[Web page and app entries]
================
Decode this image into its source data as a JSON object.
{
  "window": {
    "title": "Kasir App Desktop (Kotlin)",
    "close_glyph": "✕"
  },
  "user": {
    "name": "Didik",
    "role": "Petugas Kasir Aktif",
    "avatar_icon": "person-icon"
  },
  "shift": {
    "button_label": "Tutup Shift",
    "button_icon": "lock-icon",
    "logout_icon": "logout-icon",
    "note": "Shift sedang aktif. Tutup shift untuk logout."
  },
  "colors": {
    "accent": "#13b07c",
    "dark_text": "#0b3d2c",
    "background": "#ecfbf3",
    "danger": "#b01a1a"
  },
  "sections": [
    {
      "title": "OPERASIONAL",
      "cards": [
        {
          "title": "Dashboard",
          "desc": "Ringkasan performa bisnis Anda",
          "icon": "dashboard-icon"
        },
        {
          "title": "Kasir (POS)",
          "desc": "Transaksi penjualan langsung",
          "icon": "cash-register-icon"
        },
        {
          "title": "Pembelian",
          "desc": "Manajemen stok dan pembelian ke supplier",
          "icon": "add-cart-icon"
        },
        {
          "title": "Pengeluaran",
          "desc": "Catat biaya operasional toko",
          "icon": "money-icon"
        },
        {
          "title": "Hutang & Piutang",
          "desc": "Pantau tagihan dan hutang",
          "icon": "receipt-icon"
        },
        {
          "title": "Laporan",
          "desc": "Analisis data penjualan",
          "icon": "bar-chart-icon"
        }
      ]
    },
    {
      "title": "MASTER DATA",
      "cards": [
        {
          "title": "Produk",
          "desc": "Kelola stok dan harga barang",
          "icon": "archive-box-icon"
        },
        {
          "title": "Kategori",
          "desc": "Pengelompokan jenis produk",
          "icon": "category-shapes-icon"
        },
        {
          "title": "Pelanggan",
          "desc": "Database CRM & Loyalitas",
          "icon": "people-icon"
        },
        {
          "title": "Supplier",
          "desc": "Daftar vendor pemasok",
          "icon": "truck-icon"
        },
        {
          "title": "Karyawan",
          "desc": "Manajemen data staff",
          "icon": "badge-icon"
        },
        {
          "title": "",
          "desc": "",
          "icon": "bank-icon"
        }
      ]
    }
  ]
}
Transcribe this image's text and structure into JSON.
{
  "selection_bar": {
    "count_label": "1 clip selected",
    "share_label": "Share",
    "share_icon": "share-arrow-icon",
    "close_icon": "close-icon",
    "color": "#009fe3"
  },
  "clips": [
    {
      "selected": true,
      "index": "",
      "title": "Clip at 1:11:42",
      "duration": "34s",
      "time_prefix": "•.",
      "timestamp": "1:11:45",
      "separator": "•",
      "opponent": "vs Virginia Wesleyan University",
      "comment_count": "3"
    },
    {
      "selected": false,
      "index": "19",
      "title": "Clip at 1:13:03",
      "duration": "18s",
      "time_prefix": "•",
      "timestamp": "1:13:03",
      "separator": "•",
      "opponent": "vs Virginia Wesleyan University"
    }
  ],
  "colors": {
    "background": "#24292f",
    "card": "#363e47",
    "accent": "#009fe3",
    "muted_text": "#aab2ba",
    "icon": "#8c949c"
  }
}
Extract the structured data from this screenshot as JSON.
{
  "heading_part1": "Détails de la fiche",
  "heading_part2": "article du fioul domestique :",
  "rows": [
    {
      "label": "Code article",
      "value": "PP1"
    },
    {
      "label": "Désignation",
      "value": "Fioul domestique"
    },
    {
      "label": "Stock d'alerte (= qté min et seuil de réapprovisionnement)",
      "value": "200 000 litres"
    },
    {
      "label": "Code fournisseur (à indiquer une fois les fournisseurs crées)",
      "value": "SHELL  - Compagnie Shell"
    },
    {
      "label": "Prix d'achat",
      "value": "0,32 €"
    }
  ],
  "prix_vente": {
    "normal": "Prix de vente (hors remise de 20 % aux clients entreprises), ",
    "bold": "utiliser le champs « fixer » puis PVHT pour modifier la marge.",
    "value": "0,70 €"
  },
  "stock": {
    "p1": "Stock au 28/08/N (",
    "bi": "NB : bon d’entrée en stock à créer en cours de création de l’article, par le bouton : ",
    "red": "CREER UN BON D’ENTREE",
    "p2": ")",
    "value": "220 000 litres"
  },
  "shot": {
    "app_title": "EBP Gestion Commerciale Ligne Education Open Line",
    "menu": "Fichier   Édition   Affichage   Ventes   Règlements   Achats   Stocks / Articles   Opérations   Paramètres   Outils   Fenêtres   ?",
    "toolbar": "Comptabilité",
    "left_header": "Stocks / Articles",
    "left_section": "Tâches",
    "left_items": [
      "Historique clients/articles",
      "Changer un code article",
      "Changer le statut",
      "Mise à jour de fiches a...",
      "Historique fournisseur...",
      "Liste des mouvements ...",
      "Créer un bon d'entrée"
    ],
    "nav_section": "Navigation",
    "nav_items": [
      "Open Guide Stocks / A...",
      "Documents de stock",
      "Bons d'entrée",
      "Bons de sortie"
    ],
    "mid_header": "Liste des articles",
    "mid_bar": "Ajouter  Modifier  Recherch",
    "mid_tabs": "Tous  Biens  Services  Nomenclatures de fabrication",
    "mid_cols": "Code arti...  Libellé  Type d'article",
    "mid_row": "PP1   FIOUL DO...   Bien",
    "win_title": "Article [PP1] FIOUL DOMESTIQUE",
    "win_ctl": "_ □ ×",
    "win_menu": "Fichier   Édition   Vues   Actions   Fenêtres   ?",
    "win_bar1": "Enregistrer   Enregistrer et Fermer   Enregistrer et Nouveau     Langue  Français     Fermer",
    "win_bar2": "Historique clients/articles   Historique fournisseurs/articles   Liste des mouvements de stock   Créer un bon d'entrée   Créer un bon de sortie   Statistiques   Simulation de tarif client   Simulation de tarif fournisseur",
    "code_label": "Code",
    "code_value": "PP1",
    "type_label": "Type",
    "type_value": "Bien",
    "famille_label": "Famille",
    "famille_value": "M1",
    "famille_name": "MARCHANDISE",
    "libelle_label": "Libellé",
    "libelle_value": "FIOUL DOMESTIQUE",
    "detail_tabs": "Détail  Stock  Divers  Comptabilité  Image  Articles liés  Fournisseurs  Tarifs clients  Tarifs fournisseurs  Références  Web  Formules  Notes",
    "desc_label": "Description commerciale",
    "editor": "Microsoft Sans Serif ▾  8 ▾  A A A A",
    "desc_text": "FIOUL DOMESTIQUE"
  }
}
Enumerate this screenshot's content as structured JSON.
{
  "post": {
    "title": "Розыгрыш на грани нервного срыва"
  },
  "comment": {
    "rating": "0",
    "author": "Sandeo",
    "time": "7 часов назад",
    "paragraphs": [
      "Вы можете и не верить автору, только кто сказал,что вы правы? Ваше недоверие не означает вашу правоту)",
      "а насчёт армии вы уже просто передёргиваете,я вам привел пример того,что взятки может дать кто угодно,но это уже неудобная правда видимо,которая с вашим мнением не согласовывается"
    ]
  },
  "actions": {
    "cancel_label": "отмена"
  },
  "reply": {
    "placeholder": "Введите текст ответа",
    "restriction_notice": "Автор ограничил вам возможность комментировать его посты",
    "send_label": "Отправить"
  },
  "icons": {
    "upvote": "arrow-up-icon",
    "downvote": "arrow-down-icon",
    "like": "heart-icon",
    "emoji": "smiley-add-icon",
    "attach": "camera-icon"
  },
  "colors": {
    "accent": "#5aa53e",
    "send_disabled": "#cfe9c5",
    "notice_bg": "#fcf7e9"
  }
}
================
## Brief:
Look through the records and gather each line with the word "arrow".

## Response:
    "share_icon": "share-arrow-icon",
    "upvote": "arrow-up-icon",
    "downvote": "arrow-down-icon",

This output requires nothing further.